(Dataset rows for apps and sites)

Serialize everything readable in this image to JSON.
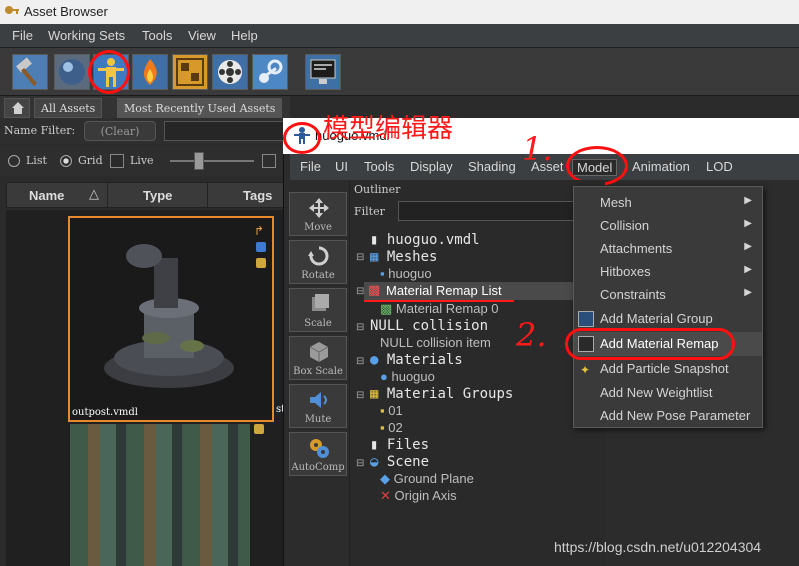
{
  "window": {
    "title": "Asset Browser"
  },
  "menubar": [
    "File",
    "Working Sets",
    "Tools",
    "View",
    "Help"
  ],
  "tabs": {
    "all": "All Assets",
    "recent": "Most Recently Used Assets"
  },
  "filter": {
    "label": "Name Filter:",
    "clear": "(Clear)"
  },
  "view": {
    "list": "List",
    "grid": "Grid",
    "live": "Live"
  },
  "columns": {
    "name": "Name",
    "type": "Type",
    "tags": "Tags"
  },
  "assets": [
    {
      "name": "outpost.vmdl"
    },
    {
      "name": "st"
    }
  ],
  "annotation": {
    "model_editor_cn": "模型编辑器",
    "step1": "1.",
    "step2": "2."
  },
  "model_editor": {
    "file": "huoguo.vmdl",
    "menus": [
      "File",
      "UI",
      "Tools",
      "Display",
      "Shading",
      "Asset",
      "Model",
      "Animation",
      "LOD"
    ],
    "tools": [
      "Move",
      "Rotate",
      "Scale",
      "Box Scale",
      "Mute",
      "AutoComp"
    ],
    "outliner": {
      "title": "Outliner",
      "filter_label": "Filter",
      "items": [
        {
          "label": "huoguo.vmdl",
          "kind": "head"
        },
        {
          "label": "Meshes",
          "kind": "head"
        },
        {
          "label": "huoguo",
          "kind": "leaf"
        },
        {
          "label": "Material Remap List",
          "kind": "leaf"
        },
        {
          "label": "Material Remap 0",
          "kind": "leaf"
        },
        {
          "label": "NULL collision",
          "kind": "head"
        },
        {
          "label": "NULL collision item",
          "kind": "leaf"
        },
        {
          "label": "Materials",
          "kind": "head"
        },
        {
          "label": "huoguo",
          "kind": "leaf"
        },
        {
          "label": "Material Groups",
          "kind": "head"
        },
        {
          "label": "01",
          "kind": "leaf"
        },
        {
          "label": "02",
          "kind": "leaf"
        },
        {
          "label": "Files",
          "kind": "head"
        },
        {
          "label": "Scene",
          "kind": "head"
        },
        {
          "label": "Ground Plane",
          "kind": "leaf"
        },
        {
          "label": "Origin Axis",
          "kind": "leaf"
        }
      ]
    },
    "model_menu": [
      {
        "label": "Mesh",
        "submenu": true
      },
      {
        "label": "Collision",
        "submenu": true
      },
      {
        "label": "Attachments",
        "submenu": true
      },
      {
        "label": "Hitboxes",
        "submenu": true
      },
      {
        "label": "Constraints",
        "submenu": true
      },
      {
        "label": "Add Material Group",
        "submenu": false
      },
      {
        "label": "Add Material Remap",
        "submenu": false
      },
      {
        "label": "Add Particle Snapshot",
        "submenu": false
      },
      {
        "label": "Add New Weightlist",
        "submenu": false
      },
      {
        "label": "Add New Pose Parameter",
        "submenu": false
      }
    ]
  },
  "watermark": "https://blog.csdn.net/u012204304",
  "colors": {
    "accent": "#3e6fa5",
    "annotation": "#ff1a1a",
    "selection": "#e88a2a"
  }
}
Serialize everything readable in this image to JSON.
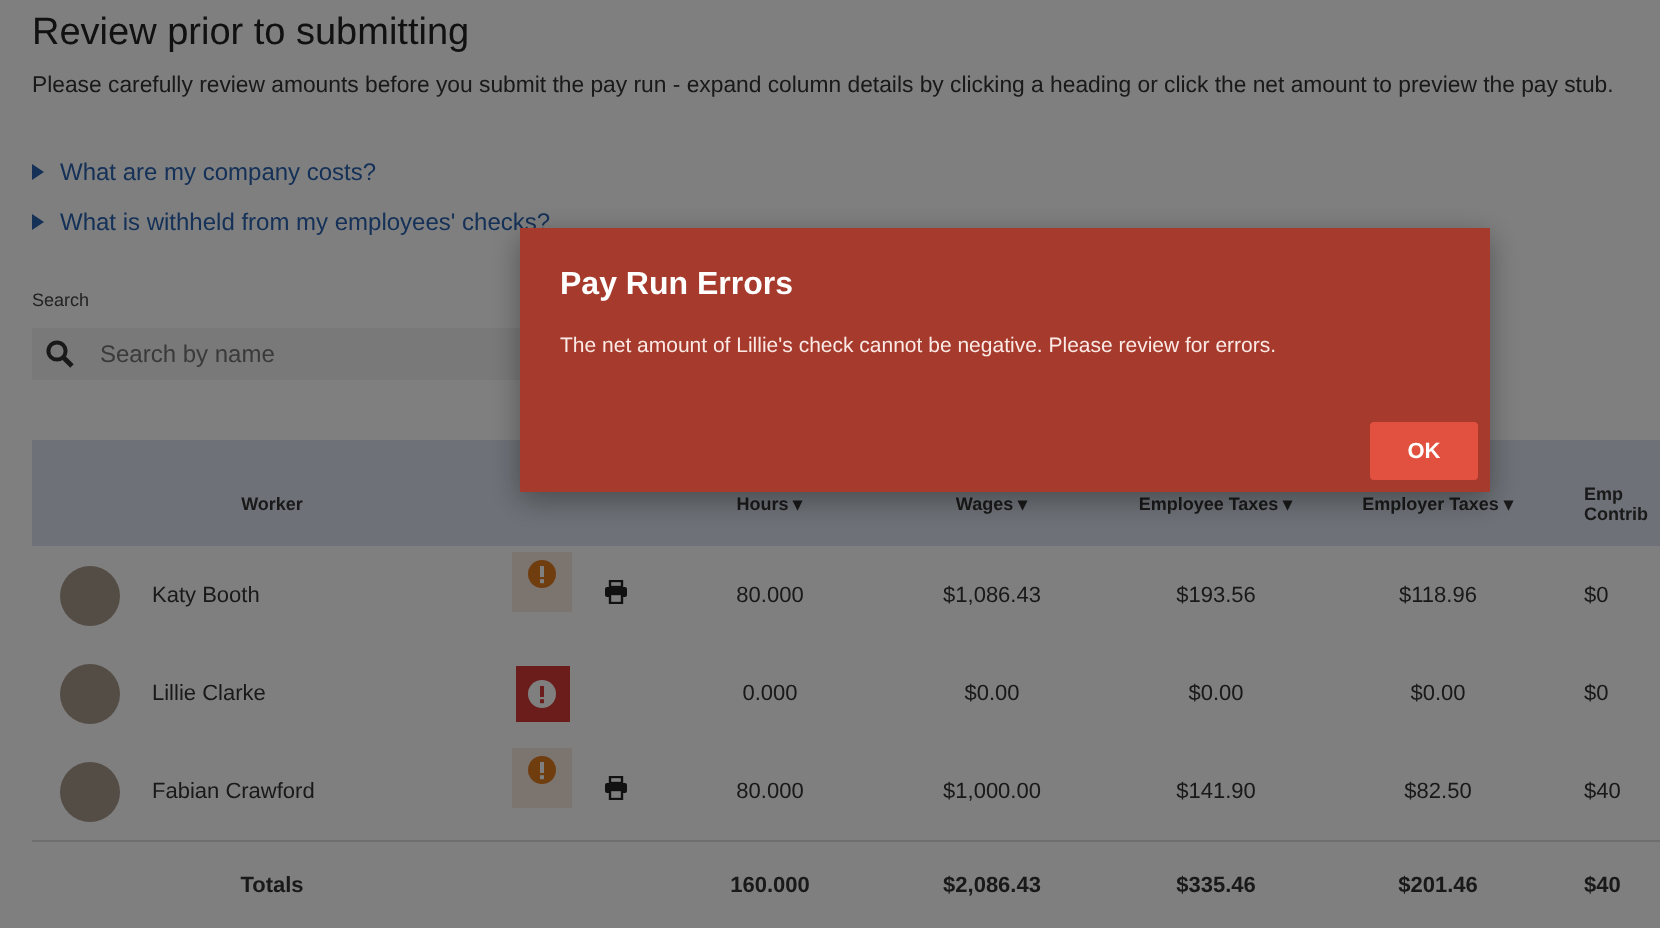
{
  "page": {
    "title": "Review prior to submitting",
    "description": "Please carefully review amounts before you submit the pay run - expand column details by clicking a heading or click the net amount to preview the pay stub.",
    "links": [
      {
        "label": "What are my company costs?",
        "expanded": false
      },
      {
        "label": "What is withheld from my employees' checks?",
        "expanded": false
      }
    ]
  },
  "search": {
    "label": "Search",
    "placeholder": "Search by name"
  },
  "table": {
    "columns": [
      "Worker",
      "Hours ▾",
      "Wages ▾",
      "Employee Taxes ▾",
      "Employer Taxes ▾",
      "Emp\nContrib"
    ],
    "rows": [
      {
        "kind": "warning",
        "printable": true,
        "cells": [
          "Katy Booth",
          "80.000",
          "$1,086.43",
          "$193.56",
          "$118.96",
          "$0"
        ]
      },
      {
        "kind": "error",
        "printable": false,
        "cells": [
          "Lillie Clarke",
          "0.000",
          "$0.00",
          "$0.00",
          "$0.00",
          "$0"
        ]
      },
      {
        "kind": "warning",
        "printable": true,
        "cells": [
          "Fabian Crawford",
          "80.000",
          "$1,000.00",
          "$141.90",
          "$82.50",
          "$40"
        ]
      }
    ],
    "totals": {
      "cells": [
        "Totals",
        "160.000",
        "$2,086.43",
        "$335.46",
        "$201.46",
        "$40"
      ]
    }
  },
  "dialog": {
    "title": "Pay Run Errors",
    "message": "The net amount of Lillie's check cannot be negative. Please review for errors.",
    "button": "OK"
  }
}
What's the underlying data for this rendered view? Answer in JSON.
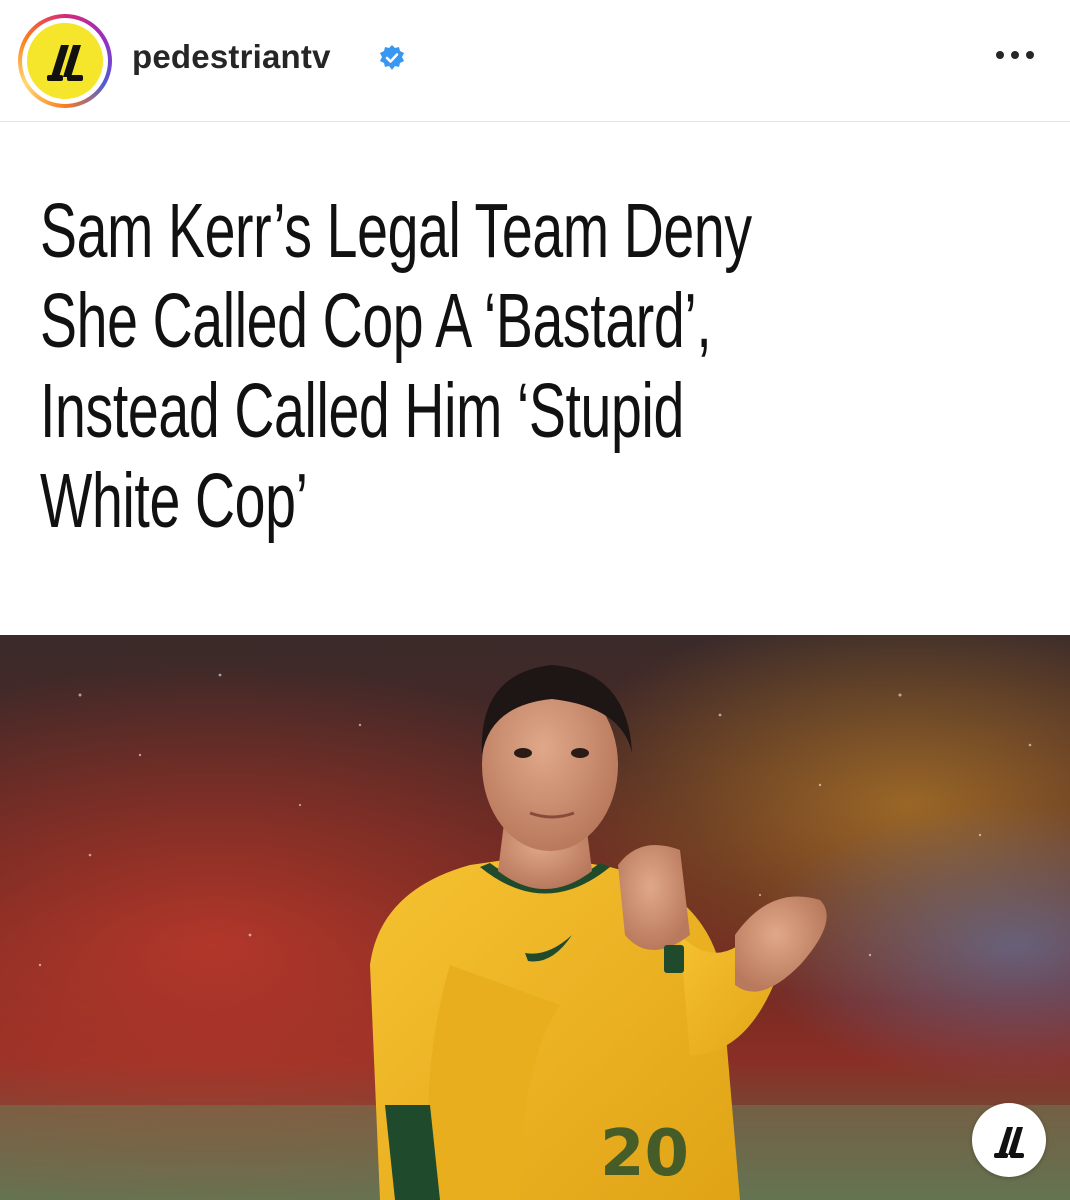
{
  "post": {
    "username": "pedestriantv",
    "verified": true,
    "more_icon": "more-horizontal-icon",
    "avatar_icon": "pedestrian-logo-icon"
  },
  "article": {
    "headline_lines": [
      "Sam Kerr’s Legal Team Deny",
      "She Called Cop A ‘Bastard’,",
      "Instead Called Him ‘Stupid",
      "White Cop’"
    ],
    "jersey_number": "20"
  },
  "colors": {
    "brand_yellow": "#f5e62b",
    "verified_blue": "#3897f0",
    "jersey_gold": "#f2b51d",
    "jersey_green": "#1f4a2c"
  }
}
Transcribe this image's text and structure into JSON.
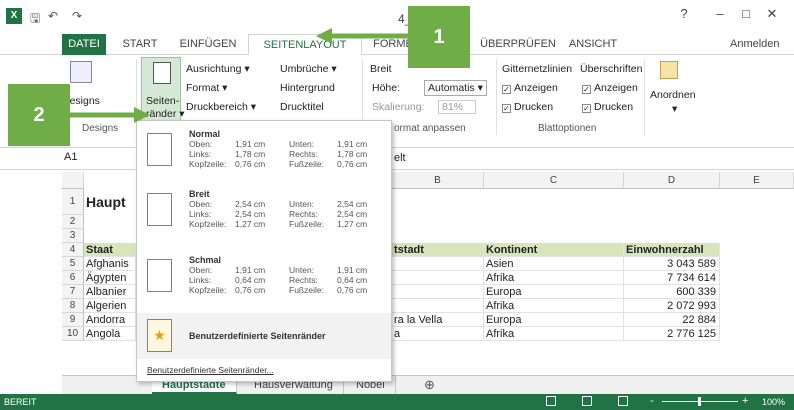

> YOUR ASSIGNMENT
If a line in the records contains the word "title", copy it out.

> EXERCISE RESPONSE
    "title": "Asset Browser"
      "title": "Outliner",
    "title": "Review prior to submitting",
    "title": "Pay Run Errors",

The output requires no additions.